Directions for this task =
Output a character-exact copy of the data, images removed.

Records for this task =
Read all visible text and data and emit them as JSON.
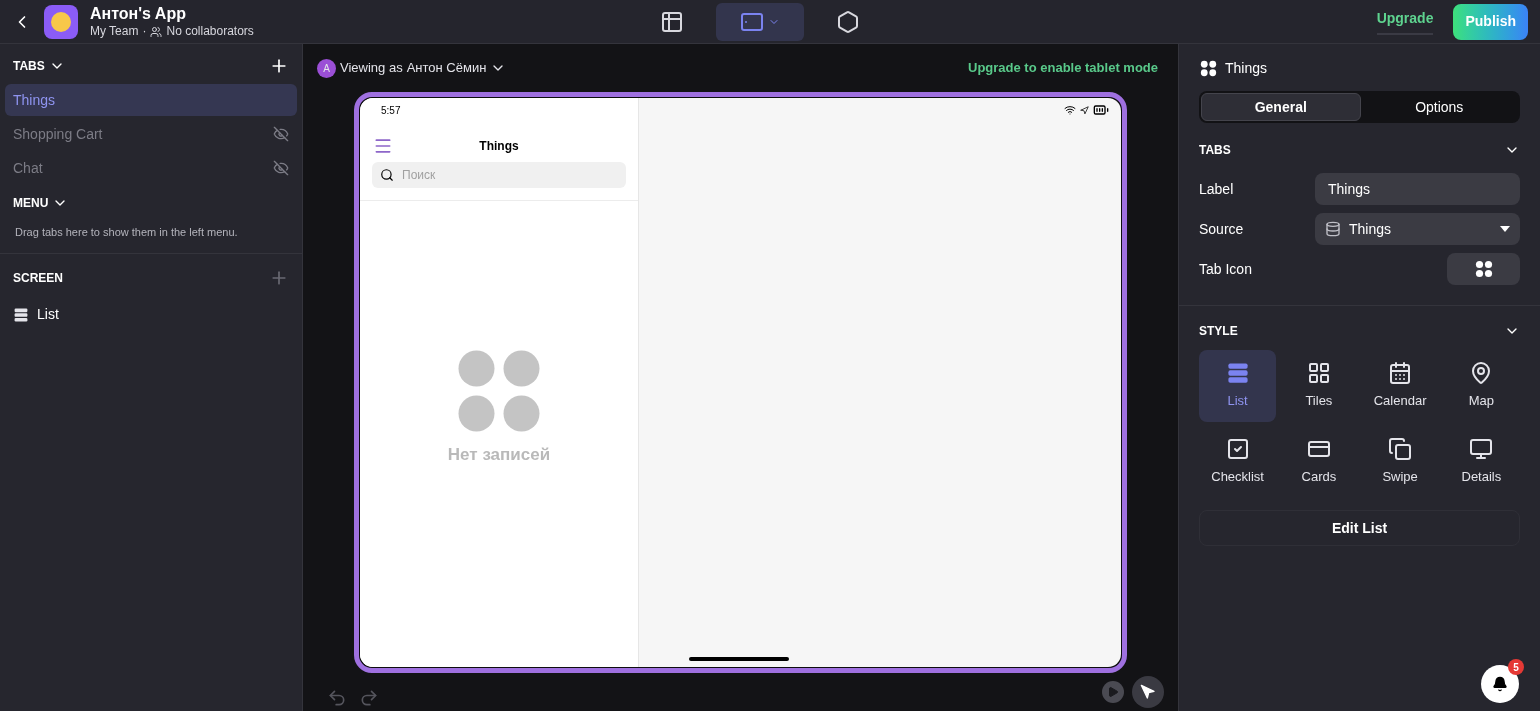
{
  "app": {
    "title": "Антон's App",
    "team": "My Team",
    "separator": "·",
    "collaborators": "No collaborators"
  },
  "toolbar": [
    {
      "kind": "data",
      "selected": false
    },
    {
      "kind": "tablet",
      "selected": true
    },
    {
      "kind": "settings",
      "selected": false
    }
  ],
  "upgrade": "Upgrade",
  "publish": "Publish",
  "sidebar": {
    "tabs_title": "TABS",
    "tabs": [
      {
        "label": "Things",
        "selected": true,
        "hidden": false
      },
      {
        "label": "Shopping Cart",
        "selected": false,
        "hidden": true
      },
      {
        "label": "Chat",
        "selected": false,
        "hidden": true
      }
    ],
    "menu_title": "MENU",
    "menu_hint": "Drag tabs here to show them in the left menu.",
    "screen_title": "SCREEN",
    "screen_items": [
      {
        "label": "List",
        "selected": false
      }
    ]
  },
  "canvas": {
    "avatar": "A",
    "viewing_prefix": "Viewing as",
    "viewing_name": "Антон Сёмин",
    "upgrade_notice": "Upgrade to enable tablet mode",
    "device": {
      "time": "5:57",
      "title": "Things",
      "search_placeholder": "Поиск",
      "empty_text": "Нет записей"
    }
  },
  "panel": {
    "title": "Things",
    "segments": [
      {
        "label": "General",
        "selected": true
      },
      {
        "label": "Options",
        "selected": false
      }
    ],
    "tabs_title": "TABS",
    "label_label": "Label",
    "label_value": "Things",
    "source_label": "Source",
    "source_value": "Things",
    "tab_icon_label": "Tab Icon",
    "style_title": "STYLE",
    "styles": [
      {
        "kind": "list",
        "label": "List",
        "selected": true
      },
      {
        "kind": "tiles",
        "label": "Tiles",
        "selected": false
      },
      {
        "kind": "calendar",
        "label": "Calendar",
        "selected": false
      },
      {
        "kind": "map",
        "label": "Map",
        "selected": false
      },
      {
        "kind": "checklist",
        "label": "Checklist",
        "selected": false
      },
      {
        "kind": "cards",
        "label": "Cards",
        "selected": false
      },
      {
        "kind": "swipe",
        "label": "Swipe",
        "selected": false
      },
      {
        "kind": "details",
        "label": "Details",
        "selected": false
      }
    ],
    "edit_button": "Edit List"
  },
  "notifications": {
    "count": "5"
  }
}
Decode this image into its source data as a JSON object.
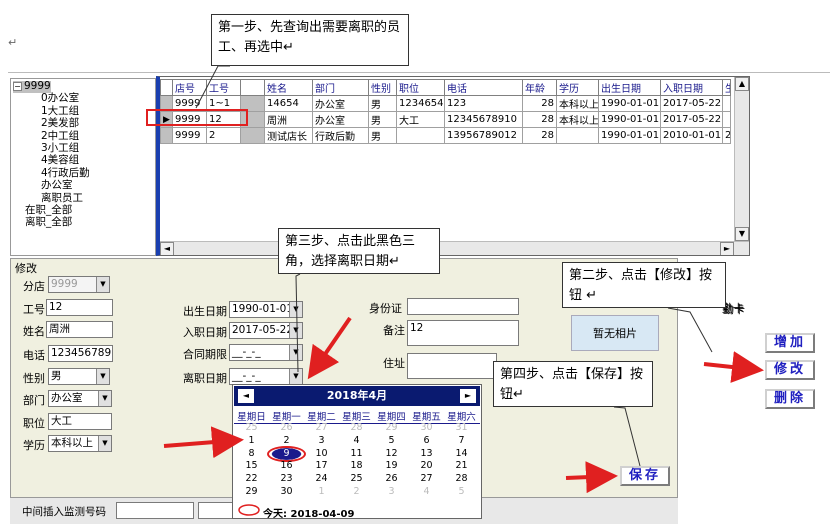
{
  "page": {
    "mark": "↵"
  },
  "tree": {
    "items": [
      "9999",
      "0办公室",
      "1大工组",
      "2美发部",
      "2中工组",
      "3小工组",
      "4美容组",
      "4行政后勤",
      "办公室",
      "离职员工",
      "在职_全部",
      "离职_全部"
    ]
  },
  "grid": {
    "columns": [
      "店号",
      "工号",
      "",
      "姓名",
      "部门",
      "性别",
      "职位",
      "电话",
      "年龄",
      "学历",
      "出生日期",
      "入职日期",
      "生"
    ],
    "rows": [
      [
        "9999",
        "1~1",
        "",
        "14654",
        "办公室",
        "男",
        "123465464",
        "123",
        "28",
        "本科以上",
        "1990-01-01",
        "2017-05-22",
        ""
      ],
      [
        "9999",
        "12",
        "",
        "周洲",
        "办公室",
        "男",
        "大工",
        "12345678910",
        "28",
        "本科以上",
        "1990-01-01",
        "2017-05-22",
        ""
      ],
      [
        "9999",
        "2",
        "",
        "测试店长",
        "行政后勤",
        "男",
        "",
        "13956789012",
        "28",
        "",
        "1990-01-01",
        "2010-01-01",
        "2"
      ]
    ]
  },
  "form": {
    "title": "修改",
    "shop_label": "分店",
    "shop_value": "9999",
    "empno_label": "工号",
    "empno_value": "12",
    "name_label": "姓名",
    "name_value": "周洲",
    "phone_label": "电话",
    "phone_value": "12345678910",
    "gender_label": "性别",
    "gender_value": "男",
    "dept_label": "部门",
    "dept_value": "办公室",
    "position_label": "职位",
    "position_value": "大工",
    "edu_label": "学历",
    "edu_value": "本科以上",
    "birth_label": "出生日期",
    "birth_value": "1990-01-01",
    "hire_label": "入职日期",
    "hire_value": "2017-05-22",
    "contract_label": "合同期限",
    "contract_value": "__-_-_",
    "leave_label": "离职日期",
    "leave_value": "__-_-_",
    "id_label": "身份证",
    "id_value": "",
    "note_label": "备注",
    "note_value": "12",
    "addr_label": "住址",
    "addr_value": "",
    "photo_text": "暂无相片",
    "attendance_label": "勤卡"
  },
  "buttons": {
    "add": "增加",
    "edit": "修改",
    "delete": "删除",
    "save": "保存"
  },
  "calendar": {
    "title": "2018年4月",
    "weekdays": [
      "星期日",
      "星期一",
      "星期二",
      "星期三",
      "星期四",
      "星期五",
      "星期六"
    ],
    "weeks": [
      [
        "25",
        "26",
        "27",
        "28",
        "29",
        "30",
        "31"
      ],
      [
        "1",
        "2",
        "3",
        "4",
        "5",
        "6",
        "7"
      ],
      [
        "8",
        "9",
        "10",
        "11",
        "12",
        "13",
        "14"
      ],
      [
        "15",
        "16",
        "17",
        "18",
        "19",
        "20",
        "21"
      ],
      [
        "22",
        "23",
        "24",
        "25",
        "26",
        "27",
        "28"
      ],
      [
        "29",
        "30",
        "1",
        "2",
        "3",
        "4",
        "5"
      ]
    ],
    "dim": [
      [
        1,
        1,
        1,
        1,
        1,
        1,
        1
      ],
      [
        0,
        0,
        0,
        0,
        0,
        0,
        0
      ],
      [
        0,
        0,
        0,
        0,
        0,
        0,
        0
      ],
      [
        0,
        0,
        0,
        0,
        0,
        0,
        0
      ],
      [
        0,
        0,
        0,
        0,
        0,
        0,
        0
      ],
      [
        0,
        0,
        1,
        1,
        1,
        1,
        1
      ]
    ],
    "selected": "9",
    "today_text": "今天: 2018-04-09"
  },
  "bottom": {
    "label": "中间插入监测号码"
  },
  "callouts": {
    "step1": "第一步、先查询出需要离职的员工、再选中↵",
    "step2": "第二步、点击【修改】按钮 ↵",
    "step3": "第三步、点击此黑色三角，选择离职日期↵",
    "step4": "第四步、点击【保存】按钮↵"
  },
  "colors": {
    "highlight": "#e02020",
    "arrow": "#e02020",
    "calendar_header": "#0a1a70",
    "button_text": "#2020c0"
  }
}
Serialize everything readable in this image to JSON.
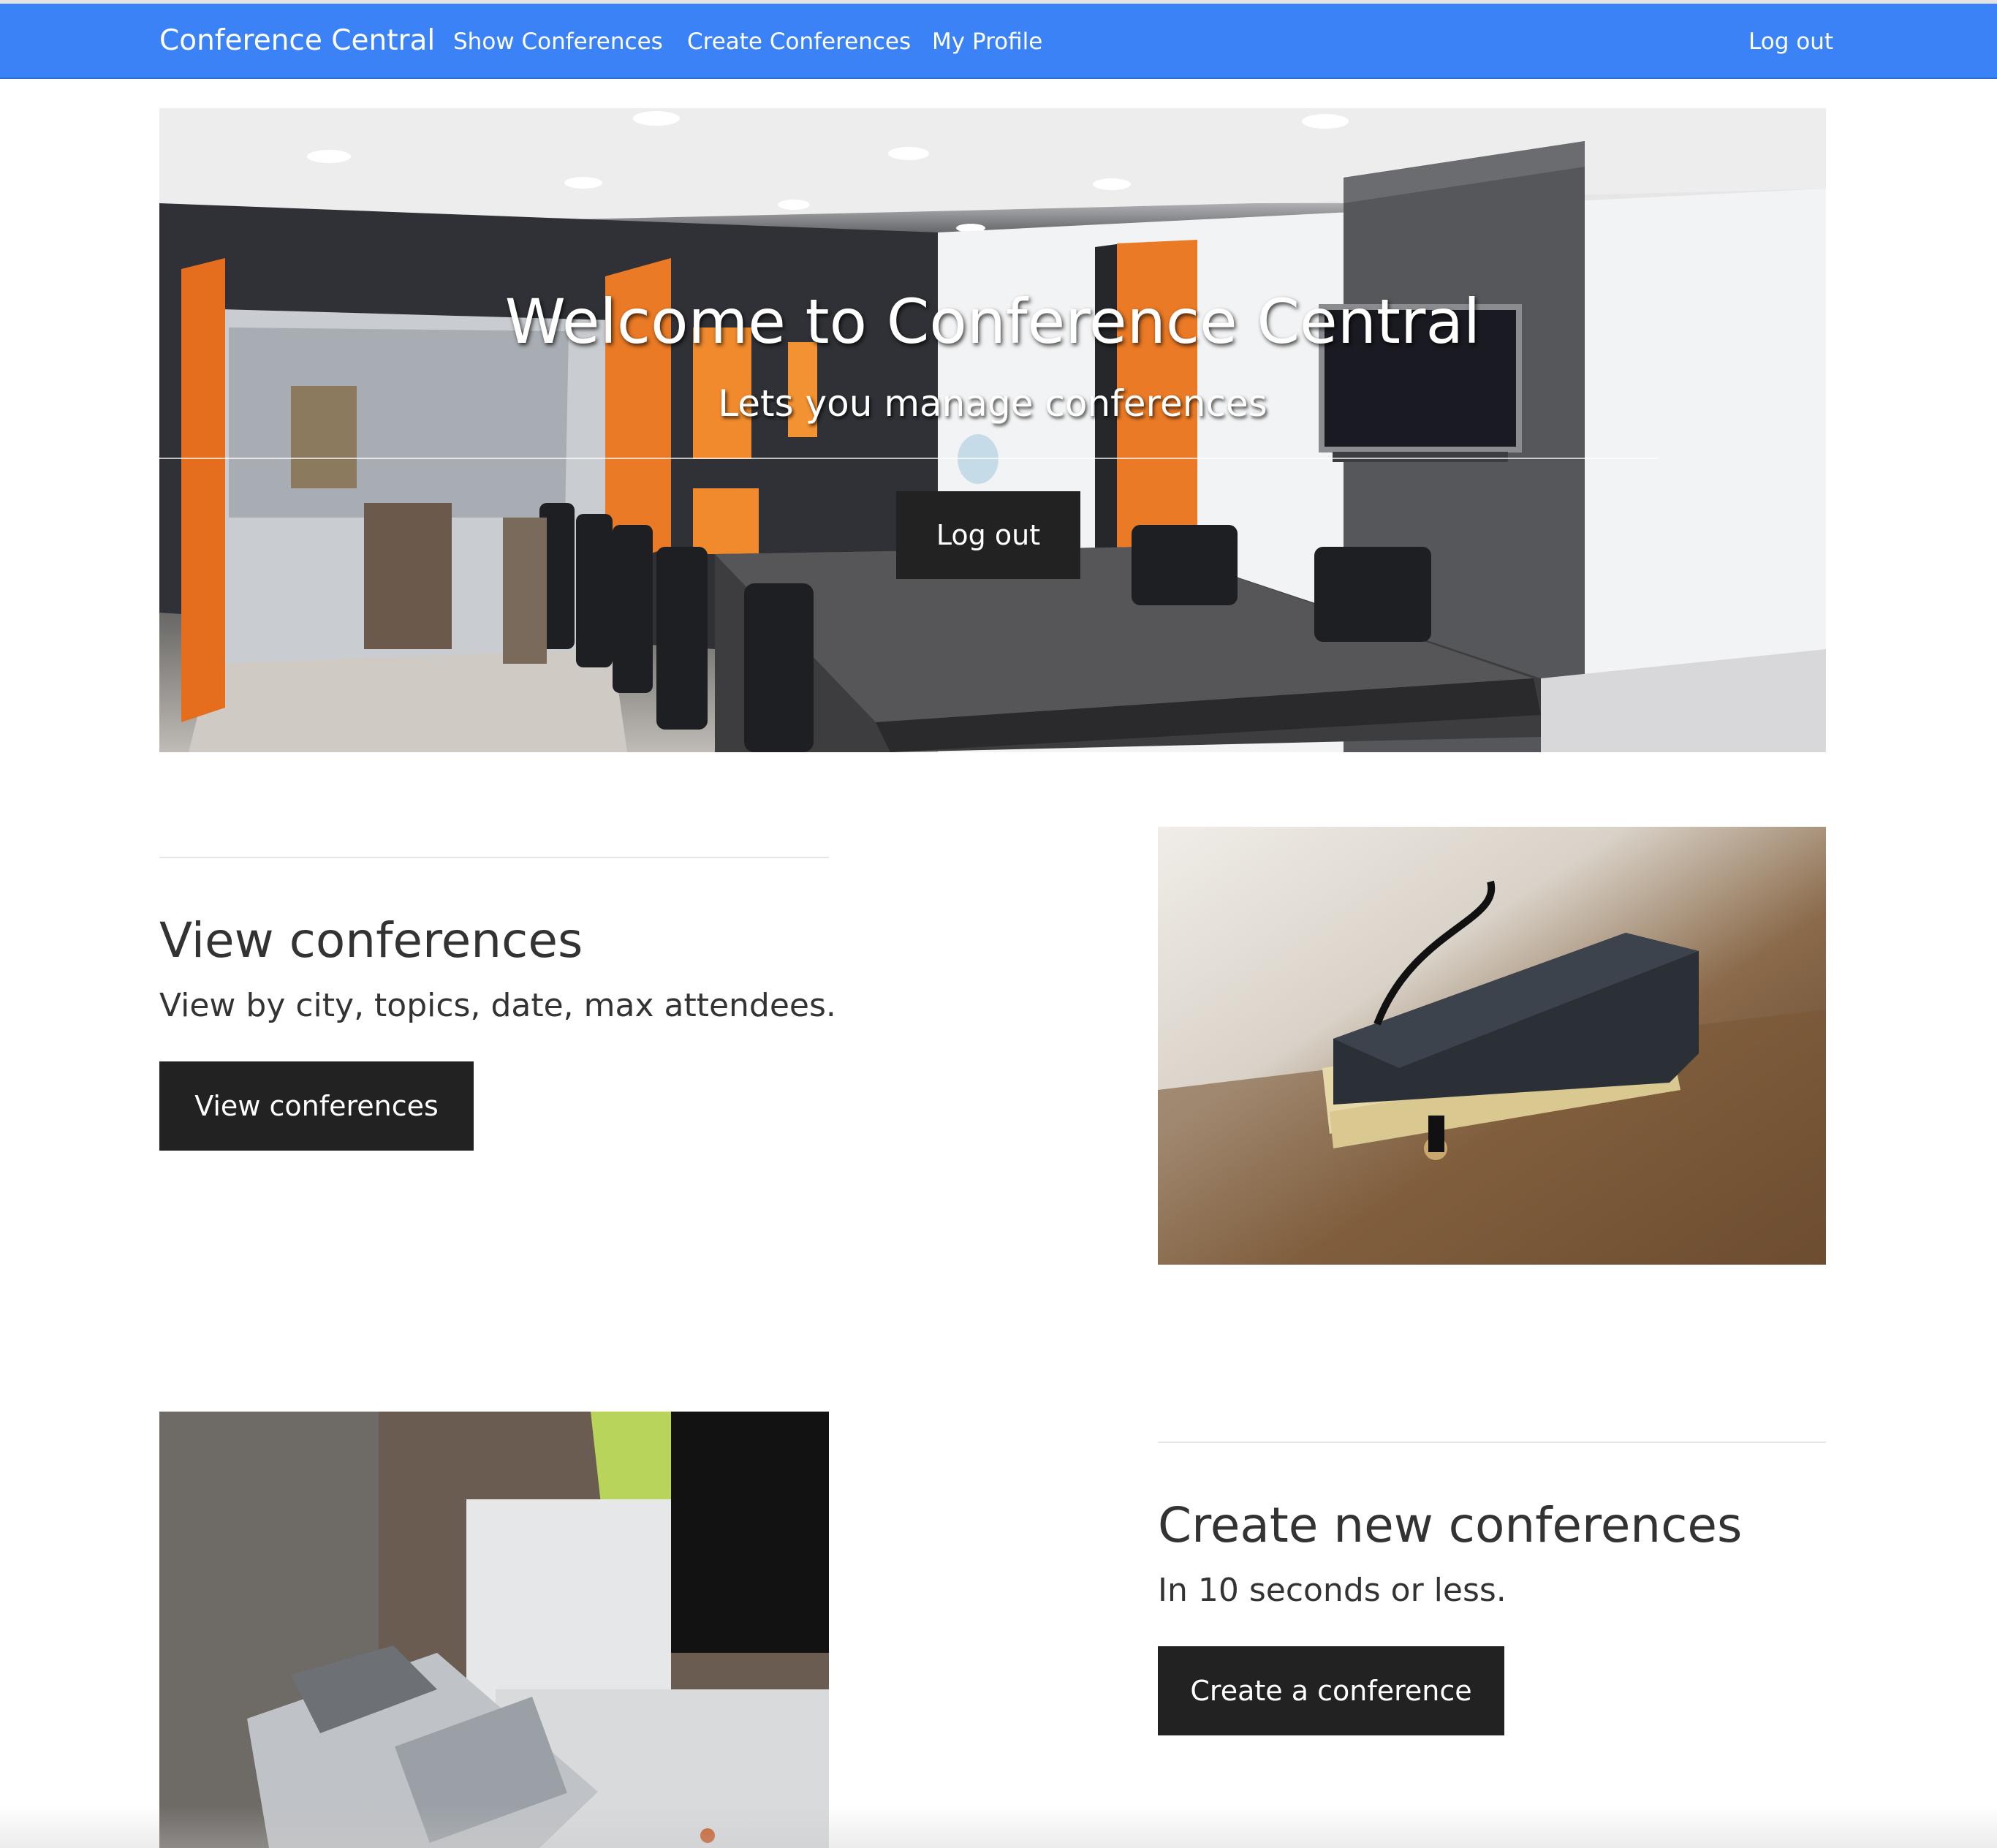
{
  "navbar": {
    "brand": "Conference Central",
    "links": [
      {
        "label": "Show Conferences"
      },
      {
        "label": "Create Conferences"
      },
      {
        "label": "My Profile"
      }
    ],
    "logout": "Log out",
    "color": "#3b82f6"
  },
  "hero": {
    "title": "Welcome to Conference Central",
    "subtitle": "Lets you manage conferences",
    "button": "Log out"
  },
  "sections": [
    {
      "heading": "View conferences",
      "text": "View by city, topics, date, max attendees.",
      "button": "View conferences"
    },
    {
      "heading": "Create new conferences",
      "text": "In 10 seconds or less.",
      "button": "Create a conference"
    }
  ],
  "colors": {
    "button_bg": "#222222",
    "text": "#333333",
    "divider": "#e6e6e6"
  }
}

Answer area =
Read all visible text and data and emit them as JSON.
{
  "app": {
    "title": "Антон's App",
    "team": "My Team",
    "separator": "·",
    "collaborators": "No collaborators"
  },
  "toolbar": [
    {
      "kind": "data",
      "selected": false
    },
    {
      "kind": "tablet",
      "selected": true
    },
    {
      "kind": "settings",
      "selected": false
    }
  ],
  "upgrade": "Upgrade",
  "publish": "Publish",
  "sidebar": {
    "tabs_title": "TABS",
    "tabs": [
      {
        "label": "Things",
        "selected": true,
        "hidden": false
      },
      {
        "label": "Shopping Cart",
        "selected": false,
        "hidden": true
      },
      {
        "label": "Chat",
        "selected": false,
        "hidden": true
      }
    ],
    "menu_title": "MENU",
    "menu_hint": "Drag tabs here to show them in the left menu.",
    "screen_title": "SCREEN",
    "screen_items": [
      {
        "label": "List",
        "selected": false
      }
    ]
  },
  "canvas": {
    "avatar": "A",
    "viewing_prefix": "Viewing as",
    "viewing_name": "Антон Сёмин",
    "upgrade_notice": "Upgrade to enable tablet mode",
    "device": {
      "time": "5:57",
      "title": "Things",
      "search_placeholder": "Поиск",
      "empty_text": "Нет записей"
    }
  },
  "panel": {
    "title": "Things",
    "segments": [
      {
        "label": "General",
        "selected": true
      },
      {
        "label": "Options",
        "selected": false
      }
    ],
    "tabs_title": "TABS",
    "label_label": "Label",
    "label_value": "Things",
    "source_label": "Source",
    "source_value": "Things",
    "tab_icon_label": "Tab Icon",
    "style_title": "STYLE",
    "styles": [
      {
        "kind": "list",
        "label": "List",
        "selected": true
      },
      {
        "kind": "tiles",
        "label": "Tiles",
        "selected": false
      },
      {
        "kind": "calendar",
        "label": "Calendar",
        "selected": false
      },
      {
        "kind": "map",
        "label": "Map",
        "selected": false
      },
      {
        "kind": "checklist",
        "label": "Checklist",
        "selected": false
      },
      {
        "kind": "cards",
        "label": "Cards",
        "selected": false
      },
      {
        "kind": "swipe",
        "label": "Swipe",
        "selected": false
      },
      {
        "kind": "details",
        "label": "Details",
        "selected": false
      }
    ],
    "edit_button": "Edit List"
  },
  "notifications": {
    "count": "5"
  }
}
Decode this image into its source data as a JSON object.
{
  "page": {
    "mark": "↵"
  },
  "tree": {
    "items": [
      "9999",
      "0办公室",
      "1大工组",
      "2美发部",
      "2中工组",
      "3小工组",
      "4美容组",
      "4行政后勤",
      "办公室",
      "离职员工",
      "在职_全部",
      "离职_全部"
    ]
  },
  "grid": {
    "columns": [
      "店号",
      "工号",
      "",
      "姓名",
      "部门",
      "性别",
      "职位",
      "电话",
      "年龄",
      "学历",
      "出生日期",
      "入职日期",
      "生"
    ],
    "rows": [
      [
        "9999",
        "1~1",
        "",
        "14654",
        "办公室",
        "男",
        "123465464",
        "123",
        "28",
        "本科以上",
        "1990-01-01",
        "2017-05-22",
        ""
      ],
      [
        "9999",
        "12",
        "",
        "周洲",
        "办公室",
        "男",
        "大工",
        "12345678910",
        "28",
        "本科以上",
        "1990-01-01",
        "2017-05-22",
        ""
      ],
      [
        "9999",
        "2",
        "",
        "测试店长",
        "行政后勤",
        "男",
        "",
        "13956789012",
        "28",
        "",
        "1990-01-01",
        "2010-01-01",
        "2"
      ]
    ]
  },
  "form": {
    "title": "修改",
    "shop_label": "分店",
    "shop_value": "9999",
    "empno_label": "工号",
    "empno_value": "12",
    "name_label": "姓名",
    "name_value": "周洲",
    "phone_label": "电话",
    "phone_value": "12345678910",
    "gender_label": "性别",
    "gender_value": "男",
    "dept_label": "部门",
    "dept_value": "办公室",
    "position_label": "职位",
    "position_value": "大工",
    "edu_label": "学历",
    "edu_value": "本科以上",
    "birth_label": "出生日期",
    "birth_value": "1990-01-01",
    "hire_label": "入职日期",
    "hire_value": "2017-05-22",
    "contract_label": "合同期限",
    "contract_value": "__-_-_",
    "leave_label": "离职日期",
    "leave_value": "__-_-_",
    "id_label": "身份证",
    "id_value": "",
    "note_label": "备注",
    "note_value": "12",
    "addr_label": "住址",
    "addr_value": "",
    "photo_text": "暂无相片",
    "attendance_label": "勤卡"
  },
  "buttons": {
    "add": "增加",
    "edit": "修改",
    "delete": "删除",
    "save": "保存"
  },
  "calendar": {
    "title": "2018年4月",
    "weekdays": [
      "星期日",
      "星期一",
      "星期二",
      "星期三",
      "星期四",
      "星期五",
      "星期六"
    ],
    "weeks": [
      [
        "25",
        "26",
        "27",
        "28",
        "29",
        "30",
        "31"
      ],
      [
        "1",
        "2",
        "3",
        "4",
        "5",
        "6",
        "7"
      ],
      [
        "8",
        "9",
        "10",
        "11",
        "12",
        "13",
        "14"
      ],
      [
        "15",
        "16",
        "17",
        "18",
        "19",
        "20",
        "21"
      ],
      [
        "22",
        "23",
        "24",
        "25",
        "26",
        "27",
        "28"
      ],
      [
        "29",
        "30",
        "1",
        "2",
        "3",
        "4",
        "5"
      ]
    ],
    "dim": [
      [
        1,
        1,
        1,
        1,
        1,
        1,
        1
      ],
      [
        0,
        0,
        0,
        0,
        0,
        0,
        0
      ],
      [
        0,
        0,
        0,
        0,
        0,
        0,
        0
      ],
      [
        0,
        0,
        0,
        0,
        0,
        0,
        0
      ],
      [
        0,
        0,
        0,
        0,
        0,
        0,
        0
      ],
      [
        0,
        0,
        1,
        1,
        1,
        1,
        1
      ]
    ],
    "selected": "9",
    "today_text": "今天: 2018-04-09"
  },
  "bottom": {
    "label": "中间插入监测号码"
  },
  "callouts": {
    "step1": "第一步、先查询出需要离职的员工、再选中↵",
    "step2": "第二步、点击【修改】按钮 ↵",
    "step3": "第三步、点击此黑色三角，选择离职日期↵",
    "step4": "第四步、点击【保存】按钮↵"
  },
  "colors": {
    "highlight": "#e02020",
    "arrow": "#e02020",
    "calendar_header": "#0a1a70",
    "button_text": "#2020c0"
  }
}
Serialize everything readable in this image to JSON.
{
  "navbar": {
    "brand": "Conference Central",
    "links": [
      {
        "label": "Show Conferences"
      },
      {
        "label": "Create Conferences"
      },
      {
        "label": "My Profile"
      }
    ],
    "logout": "Log out",
    "color": "#3b82f6"
  },
  "hero": {
    "title": "Welcome to Conference Central",
    "subtitle": "Lets you manage conferences",
    "button": "Log out"
  },
  "sections": [
    {
      "heading": "View conferences",
      "text": "View by city, topics, date, max attendees.",
      "button": "View conferences"
    },
    {
      "heading": "Create new conferences",
      "text": "In 10 seconds or less.",
      "button": "Create a conference"
    }
  ],
  "colors": {
    "button_bg": "#222222",
    "text": "#333333",
    "divider": "#e6e6e6"
  }
}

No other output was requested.